Blossfeldt enjoys doing the workshops because she feels people need a time frame to set goals for and in. “It’s good to have a defined period,” she said, “and good to do it as a group, supporting each other. It’s important to hear of other people’s struggles. And there’s so much incorrect information out there, even from people who consider themselves knowledgeable but are not, doctors included. It’s hard for anyone to make sense of it all … Many people never come to a comfortable zone; they’re tired, can’t focus, they’re moody and craving sugar.”
Blossfeldt has authored two cookbooks (both were best-sellers in Estonia). The first, Essential Nourishment: Recipes From My Estonian Farm, is both a nutrition guide and a cookbook, with beautiful images of the recipes it contains.
The second book, published thus far in an Estonian edition, focuses more on health, explaining how to maintain digestive health, strengthen the immune system, cleanse the body and mind, prevent inflammation and achieve weight loss — not by counting calories or dieting, but simply by eating great-tasting, nourishing foods. Essential Nourishment is available through the large online retailers and also at many establishments in Beacon.
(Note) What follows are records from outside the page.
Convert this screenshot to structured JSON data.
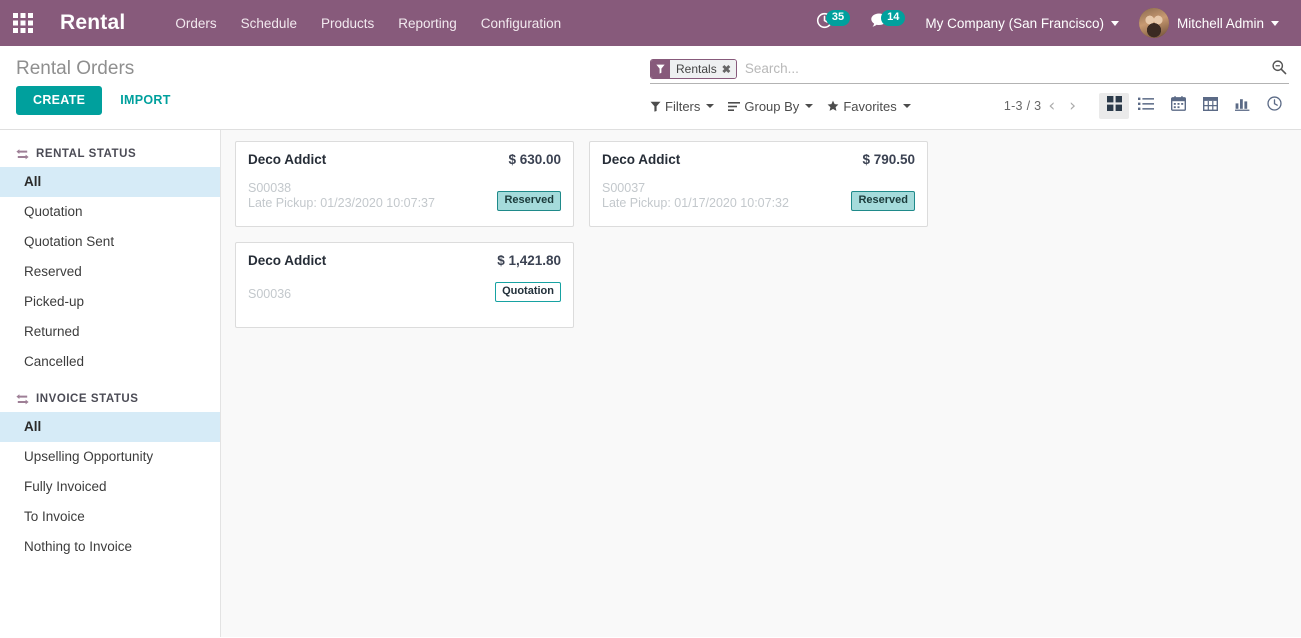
{
  "navbar": {
    "apps_icon": "apps-grid-icon",
    "brand": "Rental",
    "menu": [
      {
        "label": "Orders"
      },
      {
        "label": "Schedule"
      },
      {
        "label": "Products"
      },
      {
        "label": "Reporting"
      },
      {
        "label": "Configuration"
      }
    ],
    "systray": {
      "activity_icon": "clock-activity-icon",
      "activity_count": "35",
      "messaging_icon": "comment-bubble-icon",
      "messaging_count": "14",
      "company": "My Company (San Francisco)",
      "user": "Mitchell Admin",
      "avatar_icon": "user-avatar"
    },
    "brand_color": "#875A7B",
    "badge_color": "#00A09D"
  },
  "control_panel": {
    "breadcrumb": "Rental Orders",
    "create_label": "CREATE",
    "import_label": "IMPORT",
    "accent_color": "#00A09D",
    "search": {
      "facet_label": "Rentals",
      "facet_icon": "filter-funnel-icon",
      "facet_close": "✖",
      "placeholder": "Search...",
      "value": "",
      "magnifier_icon": "search-icon"
    },
    "filters": {
      "filters_label": "Filters",
      "group_by_label": "Group By",
      "favorites_label": "Favorites"
    },
    "pager": {
      "range": "1-3 / 3",
      "previous_icon": "chevron-left-icon",
      "next_icon": "chevron-right-icon"
    },
    "views": [
      {
        "name": "kanban",
        "icon": "kanban-icon",
        "active": true
      },
      {
        "name": "list",
        "icon": "list-icon",
        "active": false
      },
      {
        "name": "calendar",
        "icon": "calendar-icon",
        "active": false
      },
      {
        "name": "pivot",
        "icon": "pivot-table-icon",
        "active": false
      },
      {
        "name": "graph",
        "icon": "bar-chart-icon",
        "active": false
      },
      {
        "name": "activity",
        "icon": "clock-icon",
        "active": false
      }
    ]
  },
  "sidebar": {
    "sections": [
      {
        "title": "RENTAL STATUS",
        "icon": "exchange-arrows-icon",
        "items": [
          {
            "label": "All",
            "active": true
          },
          {
            "label": "Quotation",
            "active": false
          },
          {
            "label": "Quotation Sent",
            "active": false
          },
          {
            "label": "Reserved",
            "active": false
          },
          {
            "label": "Picked-up",
            "active": false
          },
          {
            "label": "Returned",
            "active": false
          },
          {
            "label": "Cancelled",
            "active": false
          }
        ]
      },
      {
        "title": "INVOICE STATUS",
        "icon": "exchange-arrows-icon",
        "items": [
          {
            "label": "All",
            "active": true
          },
          {
            "label": "Upselling Opportunity",
            "active": false
          },
          {
            "label": "Fully Invoiced",
            "active": false
          },
          {
            "label": "To Invoice",
            "active": false
          },
          {
            "label": "Nothing to Invoice",
            "active": false
          }
        ]
      }
    ]
  },
  "kanban": {
    "cards": [
      {
        "partner": "Deco Addict",
        "amount": "$ 630.00",
        "reference": "S00038",
        "late_pickup": "Late Pickup: 01/23/2020 10:07:37",
        "state": "Reserved",
        "state_style": "reserved"
      },
      {
        "partner": "Deco Addict",
        "amount": "$ 790.50",
        "reference": "S00037",
        "late_pickup": "Late Pickup: 01/17/2020 10:07:32",
        "state": "Reserved",
        "state_style": "reserved"
      },
      {
        "partner": "Deco Addict",
        "amount": "$ 1,421.80",
        "reference": "S00036",
        "late_pickup": "",
        "state": "Quotation",
        "state_style": "quotation"
      }
    ]
  }
}
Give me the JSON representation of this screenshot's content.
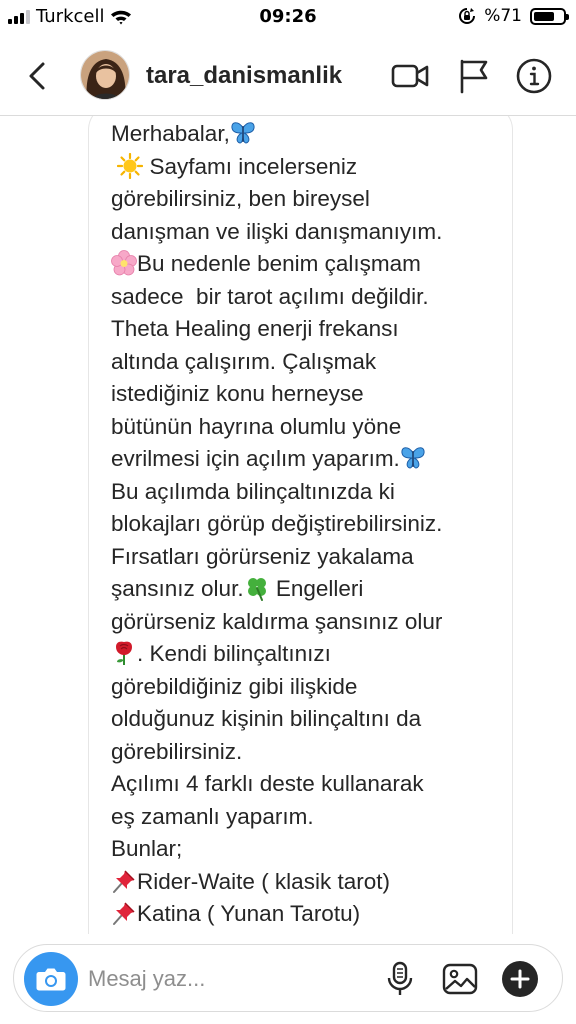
{
  "status_bar": {
    "carrier": "Turkcell",
    "time": "09:26",
    "battery": "%71",
    "battery_level": 0.71
  },
  "header": {
    "username": "tara_danismanlik",
    "icons": [
      "back-chevron-icon",
      "video-camera-icon",
      "flag-icon",
      "info-icon"
    ]
  },
  "message": {
    "lines": [
      "Merhabalar,",
      " Sayfamı incelerseniz",
      "görebilirsiniz, ben bireysel",
      "danışman ve ilişki danışmanıyım.",
      "Bu nedenle benim çalışmam",
      "sadece  bir tarot açılımı değildir.",
      "Theta Healing enerji frekansı",
      "altında çalışırım. Çalışmak",
      "istediğiniz konu herneyse",
      "bütünün hayrına olumlu yöne",
      "evrilmesi için açılım yaparım.",
      "Bu açılımda bilinçaltınızda ki",
      "blokajları görüp değiştirebilirsiniz.",
      "Fırsatları görürseniz yakalama",
      "şansınız olur.",
      " Engelleri",
      "görürseniz kaldırma şansınız olur",
      ". Kendi bilinçaltınızı",
      "görebildiğiniz gibi ilişkide",
      "olduğunuz kişinin bilinçaltını da",
      "görebilirsiniz.",
      "Açılımı 4 farklı deste kullanarak",
      "eş zamanlı yaparım.",
      "Bunlar;",
      "Rider-Waite ( klasik tarot)",
      "Katina ( Yunan Tarotu)"
    ],
    "emojis": [
      "butterfly-icon",
      "sun-icon",
      "cherry-blossom-icon",
      "four-leaf-clover-icon",
      "rose-icon",
      "pushpin-icon"
    ]
  },
  "composer": {
    "placeholder": "Mesaj yaz...",
    "icons": [
      "camera-icon",
      "microphone-icon",
      "gallery-icon",
      "plus-icon"
    ]
  },
  "colors": {
    "accent": "#3797f0",
    "text": "#262626",
    "placeholder": "#8e8e8e",
    "border": "#dbdbdb"
  }
}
So often we reach for food to compensate, console or numb us when our non-food nourishment is lacking or out of balance. But food will never be able to fill that gap, to even out imbalances or undo inadequacies in these vital areas of lives. That is simply not food’s job. While food can sustain and regenerate our bodies, creating a solid base for our health and well-being, it can never solve the shortcomings in our relationships, our work situation, our physical activity level or our spiritual life. However, a nourishing, satisfying and grounding diet can provide just the right amount of support and stability we need to resolve imbalances in these fundamental areas.
Images courtesy of Marika Blossfeldt